** INSTRUCTIONS FOR THE TASK **
A single number is the whole answer: the count of lines in these entries that hold "image".

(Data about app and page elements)
* * * * * * * * *

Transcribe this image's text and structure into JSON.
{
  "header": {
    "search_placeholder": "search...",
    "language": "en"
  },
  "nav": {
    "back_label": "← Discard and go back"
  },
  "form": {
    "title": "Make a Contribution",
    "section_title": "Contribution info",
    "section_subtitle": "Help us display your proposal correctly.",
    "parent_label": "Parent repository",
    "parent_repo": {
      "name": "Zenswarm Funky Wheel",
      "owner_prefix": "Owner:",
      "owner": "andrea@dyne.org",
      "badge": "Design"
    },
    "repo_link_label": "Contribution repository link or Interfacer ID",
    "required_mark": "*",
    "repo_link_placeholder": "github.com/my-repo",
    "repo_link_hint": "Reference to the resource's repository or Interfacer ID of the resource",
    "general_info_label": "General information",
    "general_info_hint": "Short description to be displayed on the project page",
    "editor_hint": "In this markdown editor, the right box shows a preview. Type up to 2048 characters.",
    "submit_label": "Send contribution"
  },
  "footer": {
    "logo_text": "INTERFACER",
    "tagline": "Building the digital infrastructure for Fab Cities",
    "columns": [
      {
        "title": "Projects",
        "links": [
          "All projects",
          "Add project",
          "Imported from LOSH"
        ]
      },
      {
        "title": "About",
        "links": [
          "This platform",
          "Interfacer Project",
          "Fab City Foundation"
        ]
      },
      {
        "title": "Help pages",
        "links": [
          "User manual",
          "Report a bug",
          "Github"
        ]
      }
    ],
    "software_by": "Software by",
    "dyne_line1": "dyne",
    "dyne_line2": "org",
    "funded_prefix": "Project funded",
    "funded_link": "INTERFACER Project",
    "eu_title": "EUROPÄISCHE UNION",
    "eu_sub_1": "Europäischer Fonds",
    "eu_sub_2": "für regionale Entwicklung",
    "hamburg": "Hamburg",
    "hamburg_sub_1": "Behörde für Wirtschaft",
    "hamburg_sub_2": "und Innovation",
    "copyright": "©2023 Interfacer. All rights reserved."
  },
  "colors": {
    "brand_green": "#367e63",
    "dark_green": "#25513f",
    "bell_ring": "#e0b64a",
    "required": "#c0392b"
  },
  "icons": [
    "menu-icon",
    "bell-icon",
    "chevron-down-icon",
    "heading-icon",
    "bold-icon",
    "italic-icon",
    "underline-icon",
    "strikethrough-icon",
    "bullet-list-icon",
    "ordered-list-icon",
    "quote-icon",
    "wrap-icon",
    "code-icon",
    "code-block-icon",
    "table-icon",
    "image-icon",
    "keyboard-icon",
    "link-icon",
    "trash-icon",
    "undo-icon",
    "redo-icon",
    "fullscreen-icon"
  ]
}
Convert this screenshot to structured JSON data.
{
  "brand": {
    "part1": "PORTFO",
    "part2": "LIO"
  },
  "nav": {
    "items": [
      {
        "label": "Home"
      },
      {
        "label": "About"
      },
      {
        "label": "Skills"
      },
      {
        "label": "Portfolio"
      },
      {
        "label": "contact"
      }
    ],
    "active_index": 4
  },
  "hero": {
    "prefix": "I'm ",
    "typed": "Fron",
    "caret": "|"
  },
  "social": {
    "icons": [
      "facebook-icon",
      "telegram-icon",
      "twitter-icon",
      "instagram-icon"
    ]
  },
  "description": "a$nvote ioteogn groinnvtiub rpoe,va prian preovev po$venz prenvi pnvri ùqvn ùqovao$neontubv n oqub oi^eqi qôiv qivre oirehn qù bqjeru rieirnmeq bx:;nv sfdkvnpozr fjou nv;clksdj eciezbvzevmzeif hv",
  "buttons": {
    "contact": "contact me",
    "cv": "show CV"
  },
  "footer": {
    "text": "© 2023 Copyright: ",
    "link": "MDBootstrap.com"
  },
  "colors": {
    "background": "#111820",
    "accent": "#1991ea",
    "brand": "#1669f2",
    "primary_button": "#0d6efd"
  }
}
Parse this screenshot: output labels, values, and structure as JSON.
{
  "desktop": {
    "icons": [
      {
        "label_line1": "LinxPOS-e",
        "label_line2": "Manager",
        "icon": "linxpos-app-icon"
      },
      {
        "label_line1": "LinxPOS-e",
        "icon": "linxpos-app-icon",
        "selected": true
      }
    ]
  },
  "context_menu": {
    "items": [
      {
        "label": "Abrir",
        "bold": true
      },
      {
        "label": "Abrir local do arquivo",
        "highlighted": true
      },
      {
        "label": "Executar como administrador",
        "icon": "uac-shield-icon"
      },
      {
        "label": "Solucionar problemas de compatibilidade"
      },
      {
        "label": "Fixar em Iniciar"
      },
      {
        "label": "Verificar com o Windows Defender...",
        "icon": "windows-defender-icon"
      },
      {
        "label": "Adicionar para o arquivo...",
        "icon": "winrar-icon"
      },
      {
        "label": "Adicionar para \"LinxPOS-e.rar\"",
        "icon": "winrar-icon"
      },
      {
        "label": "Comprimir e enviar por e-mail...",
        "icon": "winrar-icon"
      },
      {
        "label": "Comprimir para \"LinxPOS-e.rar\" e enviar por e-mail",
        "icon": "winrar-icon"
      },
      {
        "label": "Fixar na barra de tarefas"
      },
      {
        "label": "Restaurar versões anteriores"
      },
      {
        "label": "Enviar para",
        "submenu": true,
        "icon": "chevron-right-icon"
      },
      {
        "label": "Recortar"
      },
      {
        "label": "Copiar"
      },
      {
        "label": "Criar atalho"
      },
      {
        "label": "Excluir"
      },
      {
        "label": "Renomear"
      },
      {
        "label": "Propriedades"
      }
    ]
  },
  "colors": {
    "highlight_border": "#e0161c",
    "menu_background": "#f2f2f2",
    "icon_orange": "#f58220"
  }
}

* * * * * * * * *

** FINISHED TASK **
2